**EXERCISE GOAL**:
Report each line from the data below that holds the word "true".

**GIVEN ENTRIES**:
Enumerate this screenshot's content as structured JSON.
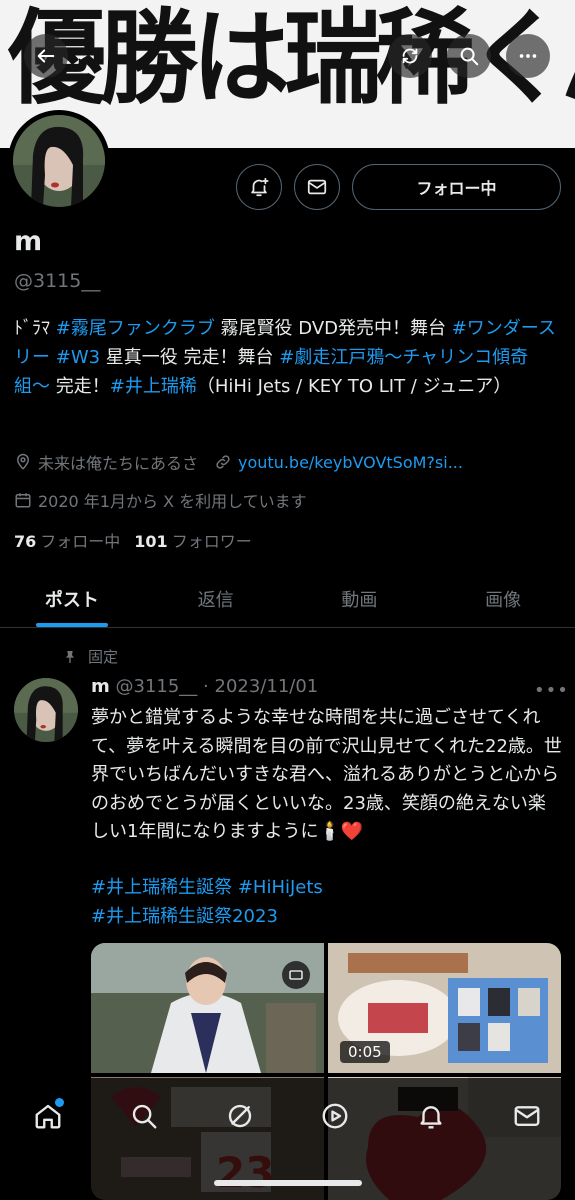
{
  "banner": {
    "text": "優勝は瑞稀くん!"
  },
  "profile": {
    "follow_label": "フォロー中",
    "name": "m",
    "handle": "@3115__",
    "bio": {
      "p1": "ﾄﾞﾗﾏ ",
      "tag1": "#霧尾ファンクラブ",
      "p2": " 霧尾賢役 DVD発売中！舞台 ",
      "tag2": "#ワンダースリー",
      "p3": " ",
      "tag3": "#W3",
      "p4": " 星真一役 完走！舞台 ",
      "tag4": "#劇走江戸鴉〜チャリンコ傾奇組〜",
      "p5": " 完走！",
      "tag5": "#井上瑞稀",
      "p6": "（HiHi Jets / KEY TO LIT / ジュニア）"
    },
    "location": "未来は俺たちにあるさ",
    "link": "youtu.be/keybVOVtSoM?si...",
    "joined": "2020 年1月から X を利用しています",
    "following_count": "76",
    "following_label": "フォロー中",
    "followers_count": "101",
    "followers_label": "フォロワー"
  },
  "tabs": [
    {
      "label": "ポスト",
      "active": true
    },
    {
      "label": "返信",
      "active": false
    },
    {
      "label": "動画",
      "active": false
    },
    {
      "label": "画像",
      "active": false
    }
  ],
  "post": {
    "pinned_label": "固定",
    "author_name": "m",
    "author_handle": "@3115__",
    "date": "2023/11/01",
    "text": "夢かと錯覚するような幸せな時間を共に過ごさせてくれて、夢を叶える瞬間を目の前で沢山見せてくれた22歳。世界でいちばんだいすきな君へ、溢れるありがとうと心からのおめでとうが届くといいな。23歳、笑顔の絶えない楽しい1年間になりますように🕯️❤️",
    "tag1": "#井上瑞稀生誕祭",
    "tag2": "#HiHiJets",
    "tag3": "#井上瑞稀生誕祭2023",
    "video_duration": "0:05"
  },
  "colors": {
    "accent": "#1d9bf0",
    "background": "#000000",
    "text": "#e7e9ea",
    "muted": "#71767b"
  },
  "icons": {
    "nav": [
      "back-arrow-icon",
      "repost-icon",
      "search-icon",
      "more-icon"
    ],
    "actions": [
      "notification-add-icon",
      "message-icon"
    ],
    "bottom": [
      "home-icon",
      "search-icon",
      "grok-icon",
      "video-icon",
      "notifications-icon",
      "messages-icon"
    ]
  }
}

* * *

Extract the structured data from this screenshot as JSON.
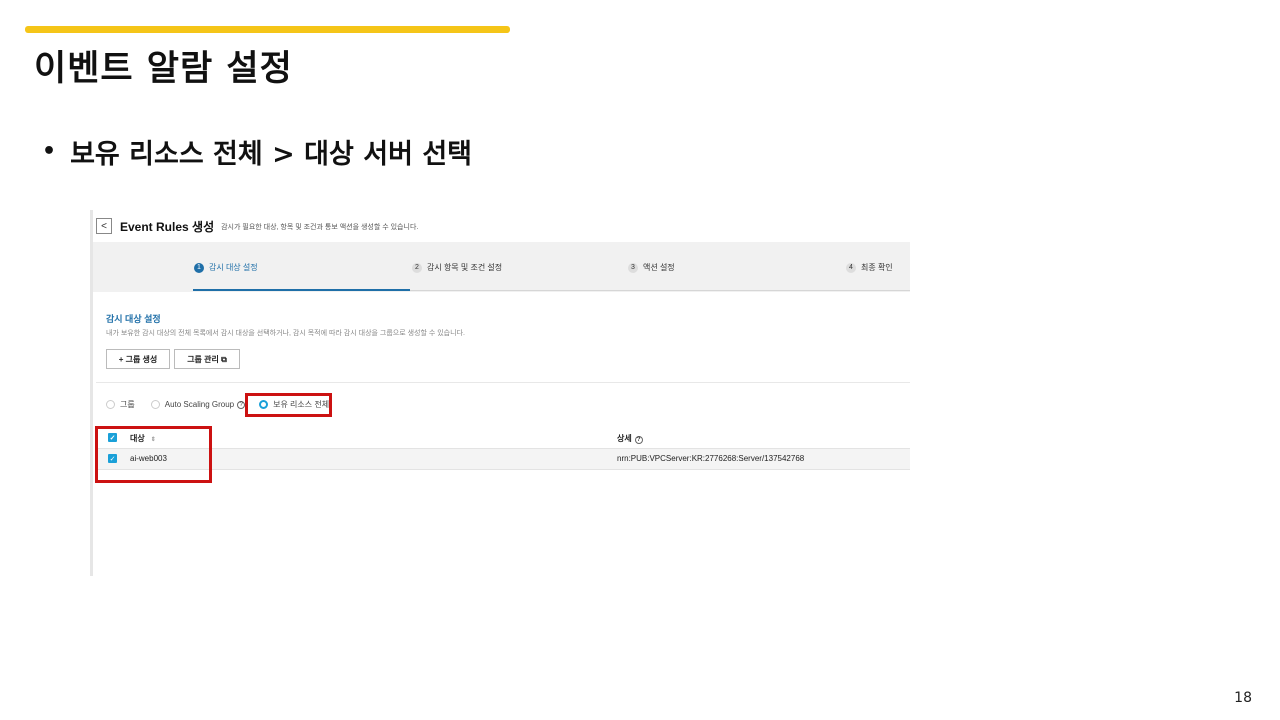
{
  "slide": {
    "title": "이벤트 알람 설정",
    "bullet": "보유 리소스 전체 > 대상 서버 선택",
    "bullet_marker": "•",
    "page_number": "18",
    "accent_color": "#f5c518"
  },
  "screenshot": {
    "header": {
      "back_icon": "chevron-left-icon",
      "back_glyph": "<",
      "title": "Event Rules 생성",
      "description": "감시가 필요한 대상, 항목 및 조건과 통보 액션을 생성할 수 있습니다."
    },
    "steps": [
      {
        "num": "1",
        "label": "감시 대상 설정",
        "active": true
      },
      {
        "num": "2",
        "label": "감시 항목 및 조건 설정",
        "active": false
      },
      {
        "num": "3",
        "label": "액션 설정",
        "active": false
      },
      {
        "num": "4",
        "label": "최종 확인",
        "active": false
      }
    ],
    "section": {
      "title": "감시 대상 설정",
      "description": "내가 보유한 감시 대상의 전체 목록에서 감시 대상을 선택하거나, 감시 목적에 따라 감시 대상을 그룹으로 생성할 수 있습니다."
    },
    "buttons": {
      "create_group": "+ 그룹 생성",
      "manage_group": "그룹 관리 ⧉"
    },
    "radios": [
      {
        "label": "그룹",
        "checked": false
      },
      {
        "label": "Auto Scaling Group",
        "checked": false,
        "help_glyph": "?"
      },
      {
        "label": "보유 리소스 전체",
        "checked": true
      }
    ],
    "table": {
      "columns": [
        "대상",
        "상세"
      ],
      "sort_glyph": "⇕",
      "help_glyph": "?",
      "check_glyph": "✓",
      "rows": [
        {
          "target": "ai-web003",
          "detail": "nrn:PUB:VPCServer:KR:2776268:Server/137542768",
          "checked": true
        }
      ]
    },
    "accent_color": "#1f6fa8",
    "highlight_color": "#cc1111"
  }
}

**RESULT OF THIS EXERCISE**:
      "active": true
        "active": true
        "checked": true
          "checked": true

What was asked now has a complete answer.